*** Input for this task ***

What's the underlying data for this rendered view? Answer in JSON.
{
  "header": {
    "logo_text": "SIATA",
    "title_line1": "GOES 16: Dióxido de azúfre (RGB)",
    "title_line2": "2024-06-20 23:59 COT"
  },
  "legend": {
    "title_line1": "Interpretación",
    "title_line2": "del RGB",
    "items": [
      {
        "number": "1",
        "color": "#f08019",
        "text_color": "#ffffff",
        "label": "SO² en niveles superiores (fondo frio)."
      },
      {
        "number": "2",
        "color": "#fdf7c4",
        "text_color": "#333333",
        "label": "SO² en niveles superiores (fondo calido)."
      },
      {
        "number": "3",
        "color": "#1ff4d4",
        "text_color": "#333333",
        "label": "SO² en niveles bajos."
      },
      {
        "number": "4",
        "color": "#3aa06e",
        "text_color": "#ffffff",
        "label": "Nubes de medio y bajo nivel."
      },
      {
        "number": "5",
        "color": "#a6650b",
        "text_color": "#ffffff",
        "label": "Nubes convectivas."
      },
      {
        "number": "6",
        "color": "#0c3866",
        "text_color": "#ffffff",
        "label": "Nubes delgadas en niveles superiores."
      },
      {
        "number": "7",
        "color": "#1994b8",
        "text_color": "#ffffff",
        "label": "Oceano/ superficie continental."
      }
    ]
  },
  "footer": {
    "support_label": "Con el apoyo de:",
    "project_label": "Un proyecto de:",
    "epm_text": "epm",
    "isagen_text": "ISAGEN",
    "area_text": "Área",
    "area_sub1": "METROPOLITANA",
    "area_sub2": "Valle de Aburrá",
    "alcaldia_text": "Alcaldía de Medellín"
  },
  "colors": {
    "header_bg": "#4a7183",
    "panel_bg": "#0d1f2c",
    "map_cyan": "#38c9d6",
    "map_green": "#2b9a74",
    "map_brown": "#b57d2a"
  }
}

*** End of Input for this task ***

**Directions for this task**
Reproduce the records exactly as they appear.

**Final answer**
What's the underlying data for this rendered view? Answer in JSON.
{
  "header": {
    "logo_text": "SIATA",
    "title_line1": "GOES 16: Dióxido de azúfre (RGB)",
    "title_line2": "2024-06-20 23:59 COT"
  },
  "legend": {
    "title_line1": "Interpretación",
    "title_line2": "del RGB",
    "items": [
      {
        "number": "1",
        "color": "#f08019",
        "text_color": "#ffffff",
        "label": "SO² en niveles superiores (fondo frio)."
      },
      {
        "number": "2",
        "color": "#fdf7c4",
        "text_color": "#333333",
        "label": "SO² en niveles superiores (fondo calido)."
      },
      {
        "number": "3",
        "color": "#1ff4d4",
        "text_color": "#333333",
        "label": "SO² en niveles bajos."
      },
      {
        "number": "4",
        "color": "#3aa06e",
        "text_color": "#ffffff",
        "label": "Nubes de medio y bajo nivel."
      },
      {
        "number": "5",
        "color": "#a6650b",
        "text_color": "#ffffff",
        "label": "Nubes convectivas."
      },
      {
        "number": "6",
        "color": "#0c3866",
        "text_color": "#ffffff",
        "label": "Nubes delgadas en niveles superiores."
      },
      {
        "number": "7",
        "color": "#1994b8",
        "text_color": "#ffffff",
        "label": "Oceano/ superficie continental."
      }
    ]
  },
  "footer": {
    "support_label": "Con el apoyo de:",
    "project_label": "Un proyecto de:",
    "epm_text": "epm",
    "isagen_text": "ISAGEN",
    "area_text": "Área",
    "area_sub1": "METROPOLITANA",
    "area_sub2": "Valle de Aburrá",
    "alcaldia_text": "Alcaldía de Medellín"
  },
  "colors": {
    "header_bg": "#4a7183",
    "panel_bg": "#0d1f2c",
    "map_cyan": "#38c9d6",
    "map_green": "#2b9a74",
    "map_brown": "#b57d2a"
  }
}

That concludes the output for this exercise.